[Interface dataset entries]
== == ==

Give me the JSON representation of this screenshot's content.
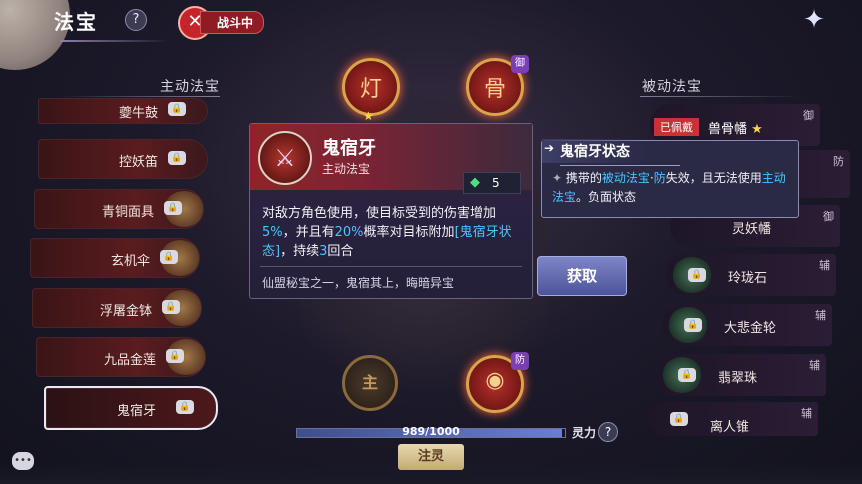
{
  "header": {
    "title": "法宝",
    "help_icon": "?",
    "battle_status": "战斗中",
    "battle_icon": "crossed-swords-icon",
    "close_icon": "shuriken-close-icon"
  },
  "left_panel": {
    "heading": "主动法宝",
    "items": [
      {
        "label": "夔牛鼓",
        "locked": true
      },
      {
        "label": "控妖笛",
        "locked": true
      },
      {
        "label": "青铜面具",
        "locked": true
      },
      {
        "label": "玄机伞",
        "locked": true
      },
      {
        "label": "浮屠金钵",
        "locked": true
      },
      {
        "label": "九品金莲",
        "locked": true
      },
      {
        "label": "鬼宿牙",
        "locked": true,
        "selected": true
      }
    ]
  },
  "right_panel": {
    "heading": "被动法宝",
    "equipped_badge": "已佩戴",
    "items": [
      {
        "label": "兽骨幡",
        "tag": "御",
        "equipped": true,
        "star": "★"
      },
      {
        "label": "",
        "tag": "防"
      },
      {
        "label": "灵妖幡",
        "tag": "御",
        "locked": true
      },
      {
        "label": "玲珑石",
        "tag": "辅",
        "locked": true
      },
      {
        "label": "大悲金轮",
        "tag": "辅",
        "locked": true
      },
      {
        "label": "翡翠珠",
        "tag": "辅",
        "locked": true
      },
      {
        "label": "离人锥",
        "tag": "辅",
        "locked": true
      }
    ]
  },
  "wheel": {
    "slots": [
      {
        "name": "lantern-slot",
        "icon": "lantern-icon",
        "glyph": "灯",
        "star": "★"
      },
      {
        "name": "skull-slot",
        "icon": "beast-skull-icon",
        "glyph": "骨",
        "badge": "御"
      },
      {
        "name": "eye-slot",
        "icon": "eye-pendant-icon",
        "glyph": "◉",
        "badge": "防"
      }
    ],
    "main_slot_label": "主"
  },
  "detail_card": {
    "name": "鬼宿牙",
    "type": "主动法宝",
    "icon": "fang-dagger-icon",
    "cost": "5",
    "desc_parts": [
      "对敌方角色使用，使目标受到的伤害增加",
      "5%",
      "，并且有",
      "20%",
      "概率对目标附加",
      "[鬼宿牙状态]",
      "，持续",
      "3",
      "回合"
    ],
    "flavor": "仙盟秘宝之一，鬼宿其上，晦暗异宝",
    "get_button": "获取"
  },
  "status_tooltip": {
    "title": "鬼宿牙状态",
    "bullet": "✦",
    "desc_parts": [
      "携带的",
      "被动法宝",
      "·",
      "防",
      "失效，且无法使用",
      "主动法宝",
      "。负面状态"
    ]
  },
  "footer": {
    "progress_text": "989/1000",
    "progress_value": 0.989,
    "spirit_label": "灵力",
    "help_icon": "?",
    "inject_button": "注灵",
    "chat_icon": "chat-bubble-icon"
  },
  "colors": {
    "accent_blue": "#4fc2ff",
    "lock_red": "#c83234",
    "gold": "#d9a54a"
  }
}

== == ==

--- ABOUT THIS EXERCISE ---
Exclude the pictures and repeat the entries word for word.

--- SOLUTION TO THIS TASK ---
Give me the JSON representation of this screenshot's content.
{
  "header": {
    "title": "法宝",
    "help_icon": "?",
    "battle_status": "战斗中",
    "battle_icon": "crossed-swords-icon",
    "close_icon": "shuriken-close-icon"
  },
  "left_panel": {
    "heading": "主动法宝",
    "items": [
      {
        "label": "夔牛鼓",
        "locked": true
      },
      {
        "label": "控妖笛",
        "locked": true
      },
      {
        "label": "青铜面具",
        "locked": true
      },
      {
        "label": "玄机伞",
        "locked": true
      },
      {
        "label": "浮屠金钵",
        "locked": true
      },
      {
        "label": "九品金莲",
        "locked": true
      },
      {
        "label": "鬼宿牙",
        "locked": true,
        "selected": true
      }
    ]
  },
  "right_panel": {
    "heading": "被动法宝",
    "equipped_badge": "已佩戴",
    "items": [
      {
        "label": "兽骨幡",
        "tag": "御",
        "equipped": true,
        "star": "★"
      },
      {
        "label": "",
        "tag": "防"
      },
      {
        "label": "灵妖幡",
        "tag": "御",
        "locked": true
      },
      {
        "label": "玲珑石",
        "tag": "辅",
        "locked": true
      },
      {
        "label": "大悲金轮",
        "tag": "辅",
        "locked": true
      },
      {
        "label": "翡翠珠",
        "tag": "辅",
        "locked": true
      },
      {
        "label": "离人锥",
        "tag": "辅",
        "locked": true
      }
    ]
  },
  "wheel": {
    "slots": [
      {
        "name": "lantern-slot",
        "icon": "lantern-icon",
        "glyph": "灯",
        "star": "★"
      },
      {
        "name": "skull-slot",
        "icon": "beast-skull-icon",
        "glyph": "骨",
        "badge": "御"
      },
      {
        "name": "eye-slot",
        "icon": "eye-pendant-icon",
        "glyph": "◉",
        "badge": "防"
      }
    ],
    "main_slot_label": "主"
  },
  "detail_card": {
    "name": "鬼宿牙",
    "type": "主动法宝",
    "icon": "fang-dagger-icon",
    "cost": "5",
    "desc_parts": [
      "对敌方角色使用，使目标受到的伤害增加",
      "5%",
      "，并且有",
      "20%",
      "概率对目标附加",
      "[鬼宿牙状态]",
      "，持续",
      "3",
      "回合"
    ],
    "flavor": "仙盟秘宝之一，鬼宿其上，晦暗异宝",
    "get_button": "获取"
  },
  "status_tooltip": {
    "title": "鬼宿牙状态",
    "bullet": "✦",
    "desc_parts": [
      "携带的",
      "被动法宝",
      "·",
      "防",
      "失效，且无法使用",
      "主动法宝",
      "。负面状态"
    ]
  },
  "footer": {
    "progress_text": "989/1000",
    "progress_value": 0.989,
    "spirit_label": "灵力",
    "help_icon": "?",
    "inject_button": "注灵",
    "chat_icon": "chat-bubble-icon"
  },
  "colors": {
    "accent_blue": "#4fc2ff",
    "lock_red": "#c83234",
    "gold": "#d9a54a"
  }
}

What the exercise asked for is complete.